WHAT YOU ARE ASKED TO DO:
The reply should consist of one number, which is how many lines in the material below contain "value".

MATERIAL FOR THE TASK:
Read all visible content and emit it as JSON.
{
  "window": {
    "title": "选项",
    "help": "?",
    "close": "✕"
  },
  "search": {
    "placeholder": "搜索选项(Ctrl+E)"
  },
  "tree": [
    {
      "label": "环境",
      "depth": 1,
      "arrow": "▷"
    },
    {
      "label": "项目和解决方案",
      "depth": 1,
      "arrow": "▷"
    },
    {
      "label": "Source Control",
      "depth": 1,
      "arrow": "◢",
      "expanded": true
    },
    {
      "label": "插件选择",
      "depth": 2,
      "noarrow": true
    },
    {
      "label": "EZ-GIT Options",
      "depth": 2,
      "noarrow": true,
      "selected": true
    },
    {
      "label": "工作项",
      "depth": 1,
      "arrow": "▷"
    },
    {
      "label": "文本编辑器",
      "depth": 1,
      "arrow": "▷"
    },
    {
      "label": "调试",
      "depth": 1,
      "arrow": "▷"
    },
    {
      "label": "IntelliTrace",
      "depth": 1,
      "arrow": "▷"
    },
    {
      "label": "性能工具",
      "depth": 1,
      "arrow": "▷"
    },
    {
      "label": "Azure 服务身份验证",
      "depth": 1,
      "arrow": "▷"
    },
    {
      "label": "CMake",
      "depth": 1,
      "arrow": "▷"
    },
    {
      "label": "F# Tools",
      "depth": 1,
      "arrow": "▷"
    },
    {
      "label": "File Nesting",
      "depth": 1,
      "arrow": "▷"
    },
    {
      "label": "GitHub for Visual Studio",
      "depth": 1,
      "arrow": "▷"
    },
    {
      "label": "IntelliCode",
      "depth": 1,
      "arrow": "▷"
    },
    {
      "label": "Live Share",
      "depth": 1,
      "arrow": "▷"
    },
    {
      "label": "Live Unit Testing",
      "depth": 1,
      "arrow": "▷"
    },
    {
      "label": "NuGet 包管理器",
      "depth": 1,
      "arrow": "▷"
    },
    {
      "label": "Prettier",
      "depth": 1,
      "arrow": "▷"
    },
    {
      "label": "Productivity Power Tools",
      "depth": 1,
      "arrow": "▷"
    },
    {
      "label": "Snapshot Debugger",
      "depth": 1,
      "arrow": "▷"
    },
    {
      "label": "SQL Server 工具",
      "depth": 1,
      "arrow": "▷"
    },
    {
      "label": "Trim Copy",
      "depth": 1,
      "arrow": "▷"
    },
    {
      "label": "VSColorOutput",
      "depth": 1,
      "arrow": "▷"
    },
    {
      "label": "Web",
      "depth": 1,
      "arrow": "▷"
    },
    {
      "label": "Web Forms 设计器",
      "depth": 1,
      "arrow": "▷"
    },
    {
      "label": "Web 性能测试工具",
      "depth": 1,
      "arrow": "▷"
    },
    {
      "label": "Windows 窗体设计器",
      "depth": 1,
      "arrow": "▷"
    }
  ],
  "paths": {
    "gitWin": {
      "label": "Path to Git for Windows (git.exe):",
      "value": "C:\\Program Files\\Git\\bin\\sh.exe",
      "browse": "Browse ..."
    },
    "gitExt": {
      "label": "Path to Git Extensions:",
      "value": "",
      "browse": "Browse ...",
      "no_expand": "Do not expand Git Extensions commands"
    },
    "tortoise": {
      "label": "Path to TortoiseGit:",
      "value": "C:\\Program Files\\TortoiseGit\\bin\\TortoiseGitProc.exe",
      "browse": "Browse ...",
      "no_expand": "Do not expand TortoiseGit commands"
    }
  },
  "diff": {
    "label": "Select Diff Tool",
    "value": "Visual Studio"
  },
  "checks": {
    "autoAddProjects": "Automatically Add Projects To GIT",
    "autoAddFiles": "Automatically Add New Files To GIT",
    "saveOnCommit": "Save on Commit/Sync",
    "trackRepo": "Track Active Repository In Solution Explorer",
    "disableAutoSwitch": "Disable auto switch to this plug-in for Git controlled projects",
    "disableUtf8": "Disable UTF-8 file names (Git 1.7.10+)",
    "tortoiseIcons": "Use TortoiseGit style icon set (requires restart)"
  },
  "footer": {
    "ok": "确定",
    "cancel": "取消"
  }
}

SOLUTION:
4